The Visitor

Woodchuck hiding under woodpile

Our neighbor mentioned this little woodchuck (aka groundhog) had eaten her flowers when she planted them, and now she or he has been visiting our yard.  When we saw him the other day through the side window, he was eating something in the grass between our two houses.  I went outside to take a photo and he lumbered over to hide below the neighbors woodpile.  So cute.  But the next morning, some of my kale plants had been eaten. Coincidence? I don’t think so.

Ever since we’ve been planting trees and making new garden beds, we’ve had many more birds and other critters come into the yard.  So mostly that is a wonderful thing.  But we are hoping to grow food!  So I will be searching the internet for natural ways to repel them.  Have any good ideas?



Training the Cherry Tree

Training the Cherry TreeToday was a day for food forests! My friend Mihku and I went to a tour of Edgewood Nursery in the morning, and then later she showed me how to train the branches of the cherry tree so that it will grow into a good shape for growing and picking cherries.

Aaron Parker of Edgewood is so knowledgeable about perennial fruits and vegetables, and also has so many great permaculture plants to taste and buy.  I fell in love with Turkish Rocket, a perennial vegetable that tastes somewhat like broccoli.  More on that in a later post.  But I also got to see a grown up cherry tree, and get a sense of what they might look like and how they are shaped at maturity.  Back at home, Mihku and I used kite string and tent stakes to bend three branches on each tree closer to the ground, so they grow into a stronger shape–which means developing a wider “crotch angle.”  One branch was left in the center as the leader.  I am so grateful that Mihku and others are willing to show me how–it is so much easier to see it done, than to try to figure it out from books.
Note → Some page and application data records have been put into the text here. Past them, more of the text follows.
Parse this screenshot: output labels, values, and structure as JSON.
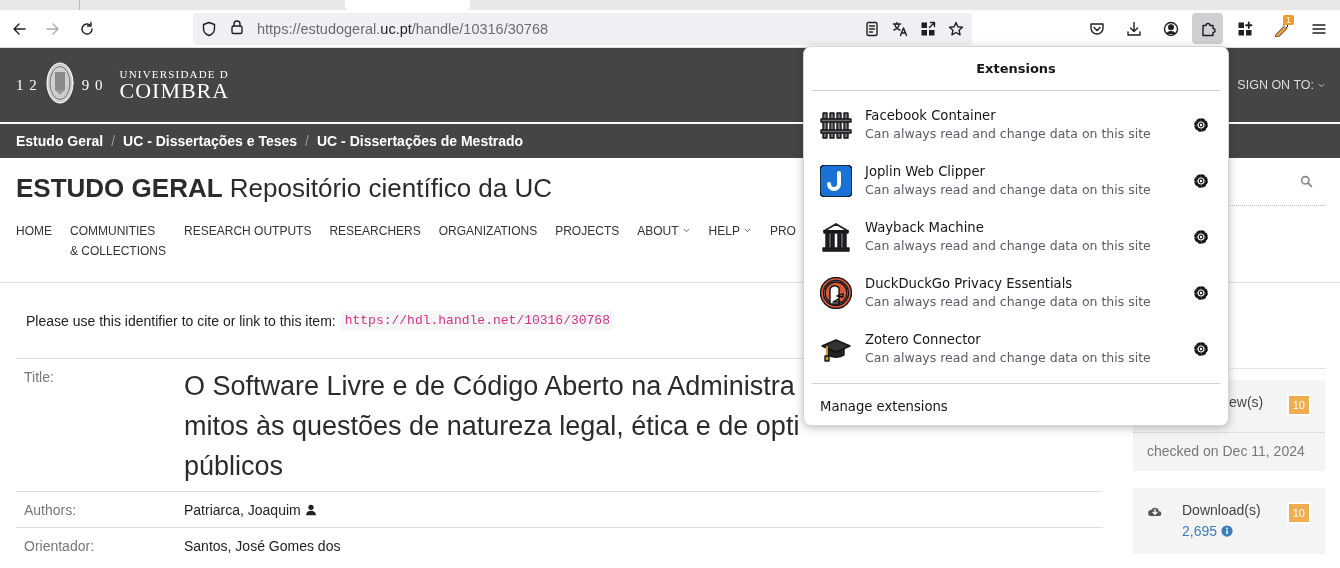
{
  "browser": {
    "nav_buttons": [
      {
        "disabled": false
      },
      {
        "disabled": true
      },
      {
        "disabled": false
      }
    ],
    "address_bar": {
      "url_before": "https://estudogeral.",
      "url_host": "uc.pt",
      "url_after": "/handle/10316/30768"
    },
    "toolbar_buttons": [
      {
        "selected": false
      },
      {
        "selected": false
      },
      {
        "selected": false
      },
      {
        "selected": true
      },
      {
        "selected": false
      },
      {
        "selected": false,
        "badge": "1"
      },
      {
        "selected": false
      }
    ]
  },
  "header": {
    "logo": {
      "year_left": "1 2",
      "year_right": "9 0",
      "line_1": "UNIVERSIDADE D",
      "line_2": "COIMBRA"
    },
    "sign_on": "SIGN ON TO:"
  },
  "breadcrumbs": {
    "separator": "/",
    "items": [
      "Estudo Geral",
      "UC - Dissertações e Teses",
      "UC - Dissertações de Mestrado"
    ]
  },
  "site_title": "**ESTUDO GERAL** Repositório científico da UC",
  "nav": [
    {
      "label": "HOME",
      "dropdown": false
    },
    {
      "label": "COMMUNITIES\n& COLLECTIONS",
      "dropdown": false
    },
    {
      "label": "RESEARCH OUTPUTS",
      "dropdown": false
    },
    {
      "label": "RESEARCHERS",
      "dropdown": false
    },
    {
      "label": "ORGANIZATIONS",
      "dropdown": false
    },
    {
      "label": "PROJECTS",
      "dropdown": false
    },
    {
      "label": "ABOUT",
      "dropdown": true
    },
    {
      "label": "HELP",
      "dropdown": true
    },
    {
      "label": "PRO",
      "dropdown": false
    }
  ],
  "identifier": {
    "text": "Please use this identifier to cite or link to this item:",
    "link": "https://hdl.handle.net/10316/30768"
  },
  "fields": [
    {
      "label": "Title:",
      "kind": "title",
      "lines": [
        "O Software Livre e de Código Aberto na Administra",
        "mitos às questões de natureza legal, ética e de opti",
        "públicos"
      ]
    },
    {
      "label": "Authors:",
      "kind": "person",
      "value": "Patriarca, Joaquim"
    },
    {
      "label": "Orientador:",
      "kind": "plain",
      "value": "Santos, José Gomes dos"
    }
  ],
  "stats": [
    {
      "kind": "views",
      "label": "ew(s)",
      "badge": "10",
      "note": "checked on Dec 11, 2024"
    },
    {
      "kind": "downloads",
      "label": "Download(s)",
      "count": "2,695",
      "badge": "10"
    }
  ],
  "extensions_popup": {
    "title": "Extensions",
    "items": [
      {
        "name": "Facebook Container",
        "description": "Can always read and change data on this site"
      },
      {
        "name": "Joplin Web Clipper",
        "description": "Can always read and change data on this site"
      },
      {
        "name": "Wayback Machine",
        "description": "Can always read and change data on this site"
      },
      {
        "name": "DuckDuckGo Privacy Essentials",
        "description": "Can always read and change data on this site"
      },
      {
        "name": "Zotero Connector",
        "description": "Can always read and change data on this site"
      }
    ],
    "footer": "Manage extensions"
  }
}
After that, because our new garden fork had arrived in the mail, I started aerating the soil around the trees–or I should say, I got 1/3 of the way around one tree–it was a lot of hard work.  Our soil is very compacted, so this is important for soil health, but my whole body is aching now.  In order to feel a bit more accomplished, I focused on that one section, laid down some thick newspaper sections over the soil, added compost on top, and then planted 14 (annual) kale plants, a patch of thyme, some chamomile, and a sweet cicely plant.  These were all plants we got at the plant swap, and the kale were getting pretty leggy.  I added a bit of mulch.  Still much more to do tomorrow.

Finally, I put together a holistic spray that I learned about from The Holistic Orchard book, but was presented in a simple recipe at Fedco Seeds.  Fedco actually sells all the ingredients, but before I knew that, I had searched around and got Neem Oil at Lowes, and ordered two more ingredients on Amazon.  I didn’t have exactly what they recommended, and I didn’t “activate” the EM-1, but as I understand it, this spray will help to colonize the trees with helpful microbes so that they can resist pests and disease, just like probiotics for humans.  Margy had already purchased a sprayer for other yard uses, so all I had to do was mix it up, and spray all over our new trees; and then I also sprayed what I could reach of our ornamental cherries which have been very neglected for years. Here are the important ingredients of this tonic:

Fish Hydrolysate: Feeds soil and arboreal food web.
Neem Oil: Contains Azadirachtin compounds that deter pests and disrupt their life cycles. Neem also is said to stimulate the tree’s immune system, give nutrients to foliage and feed the arboreal food web. …
Liquid Kelp: Promotes growth and helps trees adapt to stress.
EM-1: A probiotic inoculant that colonizes the branches and fruit with beneficial microbes to promote fruit growth and disease resistance. Click here for info on fermenting, or “activating,” EM-1.

Cherry with new underplantings

[Cherry with branches trained, and thyme and chamomile below, plus if you look closely, you can see kale at the very bottom.]